The FTSE Group, which runs the index, decided Wednesday that Persimmon's shrinking market capitalization is too small to justify its place in the index. The eviction has a near-term financial hit: The many investment funds designed to buy FTSE 100 stocks won't be buying its shares. A company spokesman declined to comment.
The index examines its makeup quarterly and often reshuffles. Companies are ranked by market capitalization, and any name that slips to 111th place or below automatically is kicked out. Those landing in the gray area of 100 to 110 can remain, depending on the competition for the 100 slots. Such judgment calls are made by the FTSE Group. Persimmon clocked in at No. 162.
Four players are joining the FTSE 100: Mining company Ferrexpo /zigman2/quotes/208342608/delayed UK:FXPO -1.41% PLC, power-station operator Drax Group PLC, oil-services company Petrofac /zigman2/quotes/202340229/delayed UK:PFC -1.38% Ltd. and global technology group Invensys PLC. Also leaving the index are lender Alliance & Leicester PLC, retailer Home Retail Group /zigman2/quotes/221810778/delayed UK:HOME -0.43% PLC and sugar refiner Tate & Lyle /zigman2/quotes/205109332/delayed UK:TATE -2.33% PLC. The changes take effect on June 23.
Like other major United Kingdom home builders, Persimmon has been buffeted by a decline in house prices, weak consumer sentiment and choked-off bank lending.
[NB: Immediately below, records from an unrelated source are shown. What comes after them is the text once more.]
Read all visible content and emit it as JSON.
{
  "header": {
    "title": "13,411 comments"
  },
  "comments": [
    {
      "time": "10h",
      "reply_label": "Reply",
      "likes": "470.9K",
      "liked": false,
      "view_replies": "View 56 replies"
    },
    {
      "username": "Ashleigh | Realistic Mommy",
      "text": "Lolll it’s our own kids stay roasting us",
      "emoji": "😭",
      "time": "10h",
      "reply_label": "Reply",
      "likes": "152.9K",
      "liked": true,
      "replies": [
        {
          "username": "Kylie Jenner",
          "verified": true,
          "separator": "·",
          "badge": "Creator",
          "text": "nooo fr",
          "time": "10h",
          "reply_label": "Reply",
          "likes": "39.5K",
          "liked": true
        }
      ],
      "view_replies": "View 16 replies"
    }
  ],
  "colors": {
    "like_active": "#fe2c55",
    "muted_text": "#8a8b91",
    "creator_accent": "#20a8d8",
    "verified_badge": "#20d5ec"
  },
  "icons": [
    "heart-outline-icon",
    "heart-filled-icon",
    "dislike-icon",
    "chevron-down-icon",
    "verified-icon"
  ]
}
After a dour report on home building by Merrill Lynch's Mark Hake , Persimmon fell nearly 3% to 376 pence ($7.35). Its shares have lost more than 50% of their value this year. "With rising unemployment, rapidly increasing interest rates and sharply squeezed affordability, the U.K. housebuilding sector entered a five-year period in the doldrums" in the early 1990s, Mr. Hake said in a note. "That, we suspect, is what we are facing yet again."
Landmark Pub Hears Last Call
A landmark pub at the edge of London's Canary Wharf financial district is set to be demolished to make way for luxury apartments aimed at City bankers, irking local residents fed up with the area's up-market developments.
The City Pride pub, a local favorite, sits in the shadow of offices for firms such as Credit Suisse Group, Citigroup and HSBC. In recent years, the pub has become popular with executives working in Canary Wharf. Now, the pub and the land it occupies have been bought by a real-estate developer for £32 million ($62.5 million).
The City Pride's new owner, Glenkerrin Homes Ltd., plans a 60-story tower with 400 apartments and a five-star hotel on the 0.6-acre site. That plan has drawn fire from residents, who are angry that another traditional landmark is giving way to housing and amenities for the financial elite.